Let’s pretend you are a fictional person named Amanda. As Amanda, you have big dreams; you want to become a successful chemist, backpack across Europe for at least three years, raise a family and learn how to play the violin. Yet you have no idea where to start. First, it’s important to stop thinking about the whole picture, and start thinking about all of the separate chunks. First you’ll focus on what you need to do to become a successful chemist, which requires getting a college education and studying hard to get good grades. Even getting a college degree seems overwhelming! To solve this problem, you’ll break it down even more.
- Pay attention in high school chemistry class, so that you have a good basic knowledge of the subject. Make sure you study hard and pass your exams.
- Search around to find colleges with good chemistry programs, then apply to the ones you are most interested in.
- Once you have been accepted, apply for various forms of financial aid and scholarships (if needed).
- Take introductory chemistry courses, and throughout those determine which specific field you’d like to go into.
- Once you have found your focus, talk to your professors about possible career paths and what courses you should take.
- Study hard, pass your exams, graduate, then start applying for internships and jobs.
Each separate chunk is one short term goal you need to achieve, all leading to your long term goal of becoming a successful chemist. Once you have laid out all of your short term goals that lead towards your long term goal, the path is not as daunting. The same goes for backpacking around Europe (practicing shorter hikes around where you are living, learning survival skills, saving up money) and raising a family (dating around for potential husbands, reading up on proper parenting skills, planning a budget).
You can simplify your life long goals into 5 year goals, 1 year goals, 6 month goals, 1 month goals, 1 week goals, etc. What can you do today that will help you prepare for your long term goal? This is what you want to keep in mind when making chunks. Keep making them smaller and smaller until they seem more attainable.
Even if you have chunked out all of your long term goals into smaller, achievable short term goals, you won’t get anywhere without the motivation to succeed. If you really want to achieve your long term goals, this in itself is a good start to gaining motivation. It can be hard to see yourself progressing, especially since short term goals often don’t seem like much. It’s important to keep track of all of the short term goals you are achieving, whether it’s in a journal or on your computer. If you keep a list of everything you have achieved, it is a constant reminder that you do have the power to achieve your goals and you’re already on your way to success! If you can’t seem to get the motivation to start at all, try some of these tricks:

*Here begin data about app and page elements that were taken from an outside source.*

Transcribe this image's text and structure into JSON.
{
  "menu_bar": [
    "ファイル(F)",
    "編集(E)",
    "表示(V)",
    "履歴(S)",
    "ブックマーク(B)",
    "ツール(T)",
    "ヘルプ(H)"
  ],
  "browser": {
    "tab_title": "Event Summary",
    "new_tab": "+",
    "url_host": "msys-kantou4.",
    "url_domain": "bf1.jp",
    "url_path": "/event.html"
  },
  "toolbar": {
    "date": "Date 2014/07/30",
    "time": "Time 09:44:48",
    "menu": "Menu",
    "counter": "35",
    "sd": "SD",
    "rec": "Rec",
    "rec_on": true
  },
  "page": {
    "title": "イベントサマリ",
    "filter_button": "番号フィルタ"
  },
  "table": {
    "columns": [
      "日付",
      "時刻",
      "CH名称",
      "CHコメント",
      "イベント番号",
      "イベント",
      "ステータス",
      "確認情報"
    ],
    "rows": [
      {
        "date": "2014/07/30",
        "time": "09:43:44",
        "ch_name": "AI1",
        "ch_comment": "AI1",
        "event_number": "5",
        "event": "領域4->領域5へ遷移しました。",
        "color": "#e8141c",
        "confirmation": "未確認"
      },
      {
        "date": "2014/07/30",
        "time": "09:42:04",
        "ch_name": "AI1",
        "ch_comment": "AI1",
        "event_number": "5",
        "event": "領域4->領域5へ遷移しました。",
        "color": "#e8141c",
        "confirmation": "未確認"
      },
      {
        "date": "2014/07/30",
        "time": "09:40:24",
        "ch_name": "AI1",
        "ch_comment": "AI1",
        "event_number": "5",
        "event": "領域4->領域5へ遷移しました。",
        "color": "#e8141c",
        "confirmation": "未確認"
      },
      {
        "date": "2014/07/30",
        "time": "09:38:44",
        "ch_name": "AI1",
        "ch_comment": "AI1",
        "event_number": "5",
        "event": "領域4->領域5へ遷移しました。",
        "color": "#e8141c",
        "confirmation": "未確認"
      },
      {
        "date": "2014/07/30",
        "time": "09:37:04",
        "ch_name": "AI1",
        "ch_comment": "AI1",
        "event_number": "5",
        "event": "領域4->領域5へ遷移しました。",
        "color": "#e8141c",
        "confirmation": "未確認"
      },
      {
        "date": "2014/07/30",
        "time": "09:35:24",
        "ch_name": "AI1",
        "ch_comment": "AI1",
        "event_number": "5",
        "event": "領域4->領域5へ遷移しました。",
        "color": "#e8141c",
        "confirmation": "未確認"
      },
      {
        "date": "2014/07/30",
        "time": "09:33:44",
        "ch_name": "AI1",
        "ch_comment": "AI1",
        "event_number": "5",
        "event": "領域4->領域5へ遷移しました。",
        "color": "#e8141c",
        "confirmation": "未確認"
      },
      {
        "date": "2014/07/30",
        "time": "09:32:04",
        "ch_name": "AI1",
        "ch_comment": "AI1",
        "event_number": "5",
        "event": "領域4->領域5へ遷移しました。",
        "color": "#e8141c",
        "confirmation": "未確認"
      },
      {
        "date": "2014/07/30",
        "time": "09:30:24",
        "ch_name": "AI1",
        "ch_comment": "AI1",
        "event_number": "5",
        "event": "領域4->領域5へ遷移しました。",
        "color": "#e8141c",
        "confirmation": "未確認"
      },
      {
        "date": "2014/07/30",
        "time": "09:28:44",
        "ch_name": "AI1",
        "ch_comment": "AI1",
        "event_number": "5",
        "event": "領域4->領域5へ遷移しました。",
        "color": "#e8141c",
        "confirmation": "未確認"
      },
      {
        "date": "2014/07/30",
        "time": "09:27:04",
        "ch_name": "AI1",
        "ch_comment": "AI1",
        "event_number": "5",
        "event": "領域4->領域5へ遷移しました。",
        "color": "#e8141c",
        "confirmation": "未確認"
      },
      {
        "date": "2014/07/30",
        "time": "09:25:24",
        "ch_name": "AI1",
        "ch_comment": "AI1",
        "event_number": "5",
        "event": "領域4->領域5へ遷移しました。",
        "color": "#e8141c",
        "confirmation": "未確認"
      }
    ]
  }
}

- Give yourself a time frame. This is for all of you procrastinators out there! If your goal is to learn how to garden through books, don’t keep pushing off that library visit. Change your goal to “read 5 books about gardening every month until I feel as though I have gained enough knowledge to start my own, starting this month”. This way, you have set a monthly quota and deadline for yourself, even though the official deadline is vague.
- Make sure all of your goals are positive. If you tell yourself “I don’t want to be stuck in this job anymore”, you’ll just bring on more negative feelings. You should say “I am going to work on improving my skills so that I can be valuable to a better company”.
- Don’t let yourself fall into a rut! It can be easy to be impatient, wanting to achieve your goals within an unreasonable amount of time. Slow and steady may not be what you want, but most things will be worth the wait. Keep reminding yourself that seemingly mundane tasks are actually helping you reach your goal. That job that you hate? It’s allowing you to make money to save up for future plans. That exam you’re dreading studying for? Passing it will help you get your degree.
Everyone needs a little push in the right direction every once in a while. Let us help you discover and achieve your goals this year!